The control of the plant dynamic response is treated separately, without compromise, from the optimal control of plant disturbance. All of the required operations are based on adaptive filtering techniques. Following the proposed methodology, knowledge of adaptive signal processing allows one to go deeply into the field of adaptive control.

In order for the adaptive inverse control to work, the plant must be stable. If the plant is not stable, then conventional feedback methods should be used to stabilize it. Generally, the form of feedback is not critical and would not need to be optimized. If the plant is stable to begin with, no feedback would be required.

Adaptive inverse control places an adaptive filter whose transfer function converges to the inverse or reciprocal of that plant in cascade with it. If the plant is minimum-phase, an inverse is easily obtained. If the plant is nonminimum-phase, a delayed inverse can be obtained. The delay in the inverse results in a delay in overall system response, but this inevitable with a nonminmum-phase plant. The basic idea can be used to implement "model-reference control" by adapting the cascaded filter to cause the overall system response to match a preselected model response.

Disturbance in a minimum-phase or nonminimum-phase plant, can be optimally controlled by a special circuit that obtains the disturbance of the plant output, filters it, and feeds it back into the plant input. The circuit works in such a way that the feedback does not alter the dynamic plant response. So disturbance control and control of dynamic response can be accomplished independently. The same ideas work for MIMO systems as well as SISO systems.

Control of nonlinear plants is an important subject that raises significant issues. Since a nonlinear plant does not have a transfer function, how would it have an inverse? By cascading a nonlinear adaptive filter based on neural networks with the nonlinear plant, the filter can learn to drive the plant as if it were the plant's inverse. This works surprisingly well for a range of training and operating signals.

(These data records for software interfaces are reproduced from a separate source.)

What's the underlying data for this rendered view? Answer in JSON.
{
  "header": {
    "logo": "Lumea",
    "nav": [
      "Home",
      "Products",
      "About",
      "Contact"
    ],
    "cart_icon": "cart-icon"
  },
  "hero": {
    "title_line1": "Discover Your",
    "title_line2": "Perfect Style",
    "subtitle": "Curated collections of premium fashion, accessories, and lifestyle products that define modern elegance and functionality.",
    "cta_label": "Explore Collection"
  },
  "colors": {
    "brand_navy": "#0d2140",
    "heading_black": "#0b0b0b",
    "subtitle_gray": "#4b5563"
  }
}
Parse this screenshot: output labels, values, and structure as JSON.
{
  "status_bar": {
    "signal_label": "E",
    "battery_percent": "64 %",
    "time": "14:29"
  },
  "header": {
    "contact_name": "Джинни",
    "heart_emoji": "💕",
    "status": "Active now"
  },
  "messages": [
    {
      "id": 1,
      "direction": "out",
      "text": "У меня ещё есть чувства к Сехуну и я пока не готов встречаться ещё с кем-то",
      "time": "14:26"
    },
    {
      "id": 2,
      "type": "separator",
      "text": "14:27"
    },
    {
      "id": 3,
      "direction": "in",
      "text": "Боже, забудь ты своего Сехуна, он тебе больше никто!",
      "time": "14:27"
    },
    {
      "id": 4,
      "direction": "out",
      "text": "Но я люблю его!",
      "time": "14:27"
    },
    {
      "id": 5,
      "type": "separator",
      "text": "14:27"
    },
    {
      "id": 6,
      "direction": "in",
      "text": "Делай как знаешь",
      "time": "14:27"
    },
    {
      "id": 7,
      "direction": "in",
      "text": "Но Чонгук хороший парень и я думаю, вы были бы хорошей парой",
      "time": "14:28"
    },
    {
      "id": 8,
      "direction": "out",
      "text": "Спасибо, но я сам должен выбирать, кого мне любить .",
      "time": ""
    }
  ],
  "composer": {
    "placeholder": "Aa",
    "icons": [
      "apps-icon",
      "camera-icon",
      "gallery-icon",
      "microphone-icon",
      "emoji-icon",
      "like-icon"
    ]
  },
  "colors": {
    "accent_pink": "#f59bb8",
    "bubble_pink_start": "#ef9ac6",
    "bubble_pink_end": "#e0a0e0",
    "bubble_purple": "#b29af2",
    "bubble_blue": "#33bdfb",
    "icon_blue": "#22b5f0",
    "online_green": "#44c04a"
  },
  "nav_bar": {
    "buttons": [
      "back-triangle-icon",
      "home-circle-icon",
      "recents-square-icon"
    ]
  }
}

Control of dynamic response and plant disturbance can be done. Examples and demonstrations will be presented.

These methods show a great promise, but much more work needs to be done to characterize system responses and to establish optimality of disturbance control. This is very much an open area for research.

bio: Dr. Bernard Widrow is a Professor of Electrical Engineering at Stanford University. His fields of teaching and research are signal processing, neural networks, pattern recognition, adaptive filtering, and adaptive control systems. Before coming to Stanford in 1959, he taught at MIT. He did undergraduate and graduate training there, and received the Doctor of Science Degree at MIT in 1956.

Dr. Widrow is author of two books: "Adaptive Signal Processing", and "Adaptive Inverse Control", both published by Prentice-Hall. A third book, entitled "Quantization Noise" will soon be completed. Each is the first kind, established new fields of research and engineering that are being pursued worldwide by students, faculty, and practicing engineers.